Mass TNR project outside Atlanta in DeKalb County, Georgia

Trap neuter return (TNR) program fixes nearly 60 feral and stray cats outside low-rent apartment complexes near Atlanta in DeKalb County, Georgia.
By Denise LeBeau

Best Friends has been officially helping the cats of DeKalb County, Georgia, through our cat initiatives by funding spay and neuter surgeries and providing a local community cat coordinator since August 2011. The cornerstone of this community cat program is a public/private partnership. The municipal animal shelter, DeKalb County Animal Services and Enforcement, releases the community cats (aka feral cats) to a private program, Lifeline Animal Project, which fixes them, and then they are returned to the community from whence they came. The program also brings other animal welfare organizations to the table to strategically address the situation as a whole. A recent mass trap/neuter/return (TNR) project united forces to help spay and neuter almost 60 cats, where help was desperately needed: low-rent apartment complexes outside of Atlanta.

Trap/neuter/return fieldwork in DeKalb County

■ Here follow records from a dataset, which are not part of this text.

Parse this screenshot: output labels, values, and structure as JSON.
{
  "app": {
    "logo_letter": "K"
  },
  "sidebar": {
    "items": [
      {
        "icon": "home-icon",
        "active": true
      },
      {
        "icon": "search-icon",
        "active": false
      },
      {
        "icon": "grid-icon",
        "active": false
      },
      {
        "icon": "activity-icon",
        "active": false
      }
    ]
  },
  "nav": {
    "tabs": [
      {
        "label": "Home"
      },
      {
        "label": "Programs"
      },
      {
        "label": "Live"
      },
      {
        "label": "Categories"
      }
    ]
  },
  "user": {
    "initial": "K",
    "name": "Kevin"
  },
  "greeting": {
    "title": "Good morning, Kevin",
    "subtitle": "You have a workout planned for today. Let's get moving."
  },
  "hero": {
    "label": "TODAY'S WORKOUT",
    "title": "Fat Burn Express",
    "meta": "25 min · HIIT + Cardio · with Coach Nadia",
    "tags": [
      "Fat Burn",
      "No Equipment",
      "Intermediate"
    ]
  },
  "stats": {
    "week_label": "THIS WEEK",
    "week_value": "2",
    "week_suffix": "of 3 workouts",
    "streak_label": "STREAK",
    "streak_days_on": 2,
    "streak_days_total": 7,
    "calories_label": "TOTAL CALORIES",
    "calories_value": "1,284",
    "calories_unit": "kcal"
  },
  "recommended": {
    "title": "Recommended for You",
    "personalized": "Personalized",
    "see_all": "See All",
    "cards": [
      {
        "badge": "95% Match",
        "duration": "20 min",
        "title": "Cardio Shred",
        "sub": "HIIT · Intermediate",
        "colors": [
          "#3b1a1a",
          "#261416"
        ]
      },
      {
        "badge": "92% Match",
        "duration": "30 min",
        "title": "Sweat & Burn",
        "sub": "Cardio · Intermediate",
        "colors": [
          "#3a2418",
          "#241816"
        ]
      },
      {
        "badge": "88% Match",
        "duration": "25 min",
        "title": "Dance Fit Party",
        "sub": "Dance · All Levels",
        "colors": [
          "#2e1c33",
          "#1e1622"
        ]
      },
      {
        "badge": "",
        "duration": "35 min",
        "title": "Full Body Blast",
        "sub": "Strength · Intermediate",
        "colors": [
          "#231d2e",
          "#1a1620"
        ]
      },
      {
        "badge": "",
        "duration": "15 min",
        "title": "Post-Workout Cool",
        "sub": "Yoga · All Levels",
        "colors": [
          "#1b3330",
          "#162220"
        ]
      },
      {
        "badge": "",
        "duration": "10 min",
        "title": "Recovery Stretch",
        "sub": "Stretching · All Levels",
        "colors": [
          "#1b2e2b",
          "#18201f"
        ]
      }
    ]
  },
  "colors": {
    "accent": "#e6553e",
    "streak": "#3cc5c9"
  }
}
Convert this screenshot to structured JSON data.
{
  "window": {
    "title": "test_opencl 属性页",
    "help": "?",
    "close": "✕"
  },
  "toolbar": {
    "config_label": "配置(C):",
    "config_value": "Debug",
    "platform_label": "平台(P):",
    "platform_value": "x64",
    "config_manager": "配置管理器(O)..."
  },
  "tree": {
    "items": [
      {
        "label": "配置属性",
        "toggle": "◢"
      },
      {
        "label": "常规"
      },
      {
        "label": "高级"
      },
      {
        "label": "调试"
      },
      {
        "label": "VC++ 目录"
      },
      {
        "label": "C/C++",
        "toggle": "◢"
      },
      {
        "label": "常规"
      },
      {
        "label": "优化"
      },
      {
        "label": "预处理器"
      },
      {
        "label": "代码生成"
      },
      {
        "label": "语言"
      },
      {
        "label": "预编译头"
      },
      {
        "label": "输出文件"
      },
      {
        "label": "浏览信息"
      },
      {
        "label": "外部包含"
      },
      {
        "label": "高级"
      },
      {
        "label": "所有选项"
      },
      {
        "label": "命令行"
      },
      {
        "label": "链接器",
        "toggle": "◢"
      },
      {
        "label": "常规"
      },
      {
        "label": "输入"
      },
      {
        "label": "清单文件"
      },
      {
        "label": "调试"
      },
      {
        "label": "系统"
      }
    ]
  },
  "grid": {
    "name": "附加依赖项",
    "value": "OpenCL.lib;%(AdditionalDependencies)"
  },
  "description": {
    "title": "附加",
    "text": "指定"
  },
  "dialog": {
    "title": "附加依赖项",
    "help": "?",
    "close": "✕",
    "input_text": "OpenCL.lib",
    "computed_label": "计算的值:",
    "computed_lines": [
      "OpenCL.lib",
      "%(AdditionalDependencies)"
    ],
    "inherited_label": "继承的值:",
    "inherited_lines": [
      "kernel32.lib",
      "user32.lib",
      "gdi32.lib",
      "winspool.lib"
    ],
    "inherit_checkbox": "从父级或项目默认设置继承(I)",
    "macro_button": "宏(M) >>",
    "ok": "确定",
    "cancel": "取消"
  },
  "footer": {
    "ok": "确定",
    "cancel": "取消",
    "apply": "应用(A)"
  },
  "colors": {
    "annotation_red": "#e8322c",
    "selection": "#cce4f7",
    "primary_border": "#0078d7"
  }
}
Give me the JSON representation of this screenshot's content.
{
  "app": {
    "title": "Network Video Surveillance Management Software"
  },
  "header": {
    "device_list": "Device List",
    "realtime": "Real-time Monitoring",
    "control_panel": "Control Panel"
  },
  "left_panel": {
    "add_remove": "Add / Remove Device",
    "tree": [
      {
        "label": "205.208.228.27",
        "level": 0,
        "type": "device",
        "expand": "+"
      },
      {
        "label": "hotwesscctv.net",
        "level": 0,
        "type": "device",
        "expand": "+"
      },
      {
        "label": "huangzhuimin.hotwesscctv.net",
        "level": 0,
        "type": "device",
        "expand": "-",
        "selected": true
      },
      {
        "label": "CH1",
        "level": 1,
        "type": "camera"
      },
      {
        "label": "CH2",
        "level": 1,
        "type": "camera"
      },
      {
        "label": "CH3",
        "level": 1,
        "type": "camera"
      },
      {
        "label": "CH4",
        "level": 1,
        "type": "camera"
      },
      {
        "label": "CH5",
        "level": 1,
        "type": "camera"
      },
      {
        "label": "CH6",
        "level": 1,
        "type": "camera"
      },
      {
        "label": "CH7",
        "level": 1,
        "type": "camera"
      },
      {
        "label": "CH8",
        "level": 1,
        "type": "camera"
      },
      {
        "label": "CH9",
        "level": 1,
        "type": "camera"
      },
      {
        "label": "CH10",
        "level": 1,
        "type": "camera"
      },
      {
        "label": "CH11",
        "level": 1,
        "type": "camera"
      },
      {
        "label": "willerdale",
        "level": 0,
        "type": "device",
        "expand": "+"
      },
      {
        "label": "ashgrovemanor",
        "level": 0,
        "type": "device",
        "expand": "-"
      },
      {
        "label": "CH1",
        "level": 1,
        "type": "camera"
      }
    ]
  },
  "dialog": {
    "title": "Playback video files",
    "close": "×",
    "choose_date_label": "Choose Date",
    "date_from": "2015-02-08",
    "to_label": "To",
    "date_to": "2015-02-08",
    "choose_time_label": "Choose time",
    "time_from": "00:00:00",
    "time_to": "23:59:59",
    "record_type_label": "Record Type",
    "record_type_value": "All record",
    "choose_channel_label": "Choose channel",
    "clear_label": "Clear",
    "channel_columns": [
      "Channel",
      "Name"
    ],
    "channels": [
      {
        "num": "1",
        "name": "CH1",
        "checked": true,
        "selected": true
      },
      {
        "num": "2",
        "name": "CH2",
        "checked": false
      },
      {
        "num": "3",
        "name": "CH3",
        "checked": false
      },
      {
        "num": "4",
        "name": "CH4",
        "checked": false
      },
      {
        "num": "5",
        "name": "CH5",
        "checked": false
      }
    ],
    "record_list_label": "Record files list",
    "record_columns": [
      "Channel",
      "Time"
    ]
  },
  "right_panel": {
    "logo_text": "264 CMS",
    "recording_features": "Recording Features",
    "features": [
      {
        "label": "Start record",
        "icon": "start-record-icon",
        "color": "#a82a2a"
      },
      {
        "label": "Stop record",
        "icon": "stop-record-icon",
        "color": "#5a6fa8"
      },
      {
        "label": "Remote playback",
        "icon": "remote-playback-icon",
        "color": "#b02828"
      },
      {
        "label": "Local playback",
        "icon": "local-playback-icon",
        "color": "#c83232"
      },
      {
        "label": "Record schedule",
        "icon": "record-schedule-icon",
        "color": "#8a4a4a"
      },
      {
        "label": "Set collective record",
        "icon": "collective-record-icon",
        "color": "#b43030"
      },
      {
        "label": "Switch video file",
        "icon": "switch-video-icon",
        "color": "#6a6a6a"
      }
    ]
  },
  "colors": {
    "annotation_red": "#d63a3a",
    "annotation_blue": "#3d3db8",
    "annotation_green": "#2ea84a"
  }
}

SNAP-2 IT cat in a humane trap and being taken to clinic for TNRBack in April, the DeKalb community cat program added "fieldwork" to their services. Previously, Lifeline Animal Project was just taking cats that had already been picked up by animal control and transferred into the program from the shelter. Now, program staffer Janet Samuel and volunteers are working more closely with the community by going out to address cat nuisance calls, picking up the cats directly from the streets, getting them spayed or neutered and returned. By foregoing the shelter system altogether, they're streamlining the process, while keeping the shelter's cages open to help more cats and cultivating relationships with the people who will, ultimately, make the program a sustainable success.

"The fieldwork will allow us to work more cohesively in the community and have a greater impact on the number of cats we reach," says Janet Samuel, community cat coordinator. "To ramp up our efforts, we're also doing some mass TNR projects. Our first one was done at the beginning of July and went without a hitch thanks to partnering with SNAP-2 IT. They provided the logistics, brought volunteers, and also paid for the trapping food and recovery services post surgeries, while we paid for the surgeries; it is a wonderful partnership for the cats."

High-volume TNR project

SNAP-2 IT cat who has just been neuteredThe mass TNR project, which saw dozens of cats fixed and returned, went beautifully thanks to the work of Kyla Jones, director of SNAP-2 IT. Their organization is dedicated to increasing the save rate for the area's municipal shelters through spay and neuter services, which they offer for free to the public. Since their inception in 2009, they have trapped, neutered and returned over 1,500 cats, and Kyla understands the importance of focusing resources to get a whole colony fixed at once.

"This high-volume TNR project targeted five apartment complexes, all under the same management company," shares Kyla. "They were very cooperative. They've been doing spot trapping, where two to seven cats have been fixed per week by a colony caregiver, but it wasn't making a dent in their cat populations."

SNAP-2 IT also brought some amazing volunteers to make the most of the event. "I came out to help because cat overpopulation is a problem that has to be addressed, and trap, spay/neuter, (and) release is the most realistic way to control this," shares volunteer Farrar Seymour. "To ignore these innocent animals, in my eyes, is just as cruel as killing them. If we do not work to control the rate of reproduction in feral cat communities, we are absolutely giving them a sentence of suffering and death."

"TNR helps (stop) the process of overpopulation, and it is very rewarding to know that is the service I am helping provide these animals," says Helen Preston of why she volunteered for the event.

The program will continue to have more mass TNR projects and build on its success. In 2012, 539 cats were fixed, and January 2013 was the first month when no healthy cats were killed in the shelter.

Learn more about TNR.

Photos by Best Friends staff and Kyla Jones